## [INSTRUCTIONS FOR THE TASK]
Each line below has to be output exactly, from first to last.

## [EXTRACTED DATA]
┄┄┄┄┄┄

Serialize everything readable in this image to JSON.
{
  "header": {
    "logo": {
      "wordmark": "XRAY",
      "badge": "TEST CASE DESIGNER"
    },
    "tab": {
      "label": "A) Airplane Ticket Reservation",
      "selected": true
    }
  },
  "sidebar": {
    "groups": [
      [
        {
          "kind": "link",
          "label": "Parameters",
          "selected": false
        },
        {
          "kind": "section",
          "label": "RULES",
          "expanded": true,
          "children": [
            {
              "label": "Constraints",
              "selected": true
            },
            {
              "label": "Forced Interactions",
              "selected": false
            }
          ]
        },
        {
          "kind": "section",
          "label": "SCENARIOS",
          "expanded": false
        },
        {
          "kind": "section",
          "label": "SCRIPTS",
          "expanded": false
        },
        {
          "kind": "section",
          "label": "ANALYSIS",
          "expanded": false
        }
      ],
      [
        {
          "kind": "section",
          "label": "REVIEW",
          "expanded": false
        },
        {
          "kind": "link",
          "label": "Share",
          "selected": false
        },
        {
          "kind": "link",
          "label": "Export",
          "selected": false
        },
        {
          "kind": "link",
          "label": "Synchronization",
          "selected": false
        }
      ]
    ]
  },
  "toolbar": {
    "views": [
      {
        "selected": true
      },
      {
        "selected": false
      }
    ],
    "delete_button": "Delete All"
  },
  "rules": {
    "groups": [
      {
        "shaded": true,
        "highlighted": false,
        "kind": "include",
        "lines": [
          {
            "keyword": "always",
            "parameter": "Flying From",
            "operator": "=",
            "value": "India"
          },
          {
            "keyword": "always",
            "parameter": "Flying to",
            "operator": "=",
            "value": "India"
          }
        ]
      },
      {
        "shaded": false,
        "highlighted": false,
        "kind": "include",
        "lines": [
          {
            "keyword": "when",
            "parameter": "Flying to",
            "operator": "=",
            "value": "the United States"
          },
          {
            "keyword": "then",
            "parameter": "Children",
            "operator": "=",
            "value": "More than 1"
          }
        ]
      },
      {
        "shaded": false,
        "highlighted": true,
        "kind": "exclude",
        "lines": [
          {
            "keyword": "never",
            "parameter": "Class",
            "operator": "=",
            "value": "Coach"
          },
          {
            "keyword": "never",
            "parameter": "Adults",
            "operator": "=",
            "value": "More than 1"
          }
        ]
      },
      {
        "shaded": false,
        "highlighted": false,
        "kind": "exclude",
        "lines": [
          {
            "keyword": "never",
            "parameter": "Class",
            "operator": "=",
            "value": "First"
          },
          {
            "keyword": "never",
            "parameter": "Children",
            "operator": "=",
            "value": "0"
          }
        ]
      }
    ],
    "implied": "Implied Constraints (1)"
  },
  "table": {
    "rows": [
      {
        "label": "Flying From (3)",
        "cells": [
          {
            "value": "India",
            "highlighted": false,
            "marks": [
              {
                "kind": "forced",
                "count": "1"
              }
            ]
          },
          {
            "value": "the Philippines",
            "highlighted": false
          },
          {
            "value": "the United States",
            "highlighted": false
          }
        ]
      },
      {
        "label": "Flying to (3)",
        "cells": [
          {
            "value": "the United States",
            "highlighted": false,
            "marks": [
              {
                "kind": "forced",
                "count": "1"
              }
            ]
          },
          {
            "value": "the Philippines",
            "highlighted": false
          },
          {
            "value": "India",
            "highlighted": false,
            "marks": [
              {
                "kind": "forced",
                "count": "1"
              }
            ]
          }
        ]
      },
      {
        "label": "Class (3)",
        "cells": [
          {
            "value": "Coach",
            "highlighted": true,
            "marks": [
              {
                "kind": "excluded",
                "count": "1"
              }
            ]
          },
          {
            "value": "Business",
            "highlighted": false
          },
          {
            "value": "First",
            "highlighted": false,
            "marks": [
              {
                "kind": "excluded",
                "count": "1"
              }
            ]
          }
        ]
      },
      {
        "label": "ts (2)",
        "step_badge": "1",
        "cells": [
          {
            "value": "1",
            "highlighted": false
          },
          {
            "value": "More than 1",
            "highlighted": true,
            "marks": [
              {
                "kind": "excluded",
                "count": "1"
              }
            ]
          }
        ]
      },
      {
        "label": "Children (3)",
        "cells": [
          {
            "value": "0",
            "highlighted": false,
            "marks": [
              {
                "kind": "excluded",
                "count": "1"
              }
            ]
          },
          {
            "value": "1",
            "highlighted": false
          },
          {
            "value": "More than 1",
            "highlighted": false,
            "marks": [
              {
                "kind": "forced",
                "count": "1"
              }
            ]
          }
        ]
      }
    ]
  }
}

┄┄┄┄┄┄

## [REPLY TO THE EXERCISE]
Serialize everything readable in this image to JSON.
{
  "header": {
    "logo": {
      "wordmark": "XRAY",
      "badge": "TEST CASE DESIGNER"
    },
    "tab": {
      "label": "A) Airplane Ticket Reservation",
      "selected": true
    }
  },
  "sidebar": {
    "groups": [
      [
        {
          "kind": "link",
          "label": "Parameters",
          "selected": false
        },
        {
          "kind": "section",
          "label": "RULES",
          "expanded": true,
          "children": [
            {
              "label": "Constraints",
              "selected": true
            },
            {
              "label": "Forced Interactions",
              "selected": false
            }
          ]
        },
        {
          "kind": "section",
          "label": "SCENARIOS",
          "expanded": false
        },
        {
          "kind": "section",
          "label": "SCRIPTS",
          "expanded": false
        },
        {
          "kind": "section",
          "label": "ANALYSIS",
          "expanded": false
        }
      ],
      [
        {
          "kind": "section",
          "label": "REVIEW",
          "expanded": false
        },
        {
          "kind": "link",
          "label": "Share",
          "selected": false
        },
        {
          "kind": "link",
          "label": "Export",
          "selected": false
        },
        {
          "kind": "link",
          "label": "Synchronization",
          "selected": false
        }
      ]
    ]
  },
  "toolbar": {
    "views": [
      {
        "selected": true
      },
      {
        "selected": false
      }
    ],
    "delete_button": "Delete All"
  },
  "rules": {
    "groups": [
      {
        "shaded": true,
        "highlighted": false,
        "kind": "include",
        "lines": [
          {
            "keyword": "always",
            "parameter": "Flying From",
            "operator": "=",
            "value": "India"
          },
          {
            "keyword": "always",
            "parameter": "Flying to",
            "operator": "=",
            "value": "India"
          }
        ]
      },
      {
        "shaded": false,
        "highlighted": false,
        "kind": "include",
        "lines": [
          {
            "keyword": "when",
            "parameter": "Flying to",
            "operator": "=",
            "value": "the United States"
          },
          {
            "keyword": "then",
            "parameter": "Children",
            "operator": "=",
            "value": "More than 1"
          }
        ]
      },
      {
        "shaded": false,
        "highlighted": true,
        "kind": "exclude",
        "lines": [
          {
            "keyword": "never",
            "parameter": "Class",
            "operator": "=",
            "value": "Coach"
          },
          {
            "keyword": "never",
            "parameter": "Adults",
            "operator": "=",
            "value": "More than 1"
          }
        ]
      },
      {
        "shaded": false,
        "highlighted": false,
        "kind": "exclude",
        "lines": [
          {
            "keyword": "never",
            "parameter": "Class",
            "operator": "=",
            "value": "First"
          },
          {
            "keyword": "never",
            "parameter": "Children",
            "operator": "=",
            "value": "0"
          }
        ]
      }
    ],
    "implied": "Implied Constraints (1)"
  },
  "table": {
    "rows": [
      {
        "label": "Flying From (3)",
        "cells": [
          {
            "value": "India",
            "highlighted": false,
            "marks": [
              {
                "kind": "forced",
                "count": "1"
              }
            ]
          },
          {
            "value": "the Philippines",
            "highlighted": false
          },
          {
            "value": "the United States",
            "highlighted": false
          }
        ]
      },
      {
        "label": "Flying to (3)",
        "cells": [
          {
            "value": "the United States",
            "highlighted": false,
            "marks": [
              {
                "kind": "forced",
                "count": "1"
              }
            ]
          },
          {
            "value": "the Philippines",
            "highlighted": false
          },
          {
            "value": "India",
            "highlighted": false,
            "marks": [
              {
                "kind": "forced",
                "count": "1"
              }
            ]
          }
        ]
      },
      {
        "label": "Class (3)",
        "cells": [
          {
            "value": "Coach",
            "highlighted": true,
            "marks": [
              {
                "kind": "excluded",
                "count": "1"
              }
            ]
          },
          {
            "value": "Business",
            "highlighted": false
          },
          {
            "value": "First",
            "highlighted": false,
            "marks": [
              {
                "kind": "excluded",
                "count": "1"
              }
            ]
          }
        ]
      },
      {
        "label": "ts (2)",
        "step_badge": "1",
        "cells": [
          {
            "value": "1",
            "highlighted": false
          },
          {
            "value": "More than 1",
            "highlighted": true,
            "marks": [
              {
                "kind": "excluded",
                "count": "1"
              }
            ]
          }
        ]
      },
      {
        "label": "Children (3)",
        "cells": [
          {
            "value": "0",
            "highlighted": false,
            "marks": [
              {
                "kind": "excluded",
                "count": "1"
              }
            ]
          },
          {
            "value": "1",
            "highlighted": false
          },
          {
            "value": "More than 1",
            "highlighted": false,
            "marks": [
              {
                "kind": "forced",
                "count": "1"
              }
            ]
          }
        ]
      }
    ]
  }
}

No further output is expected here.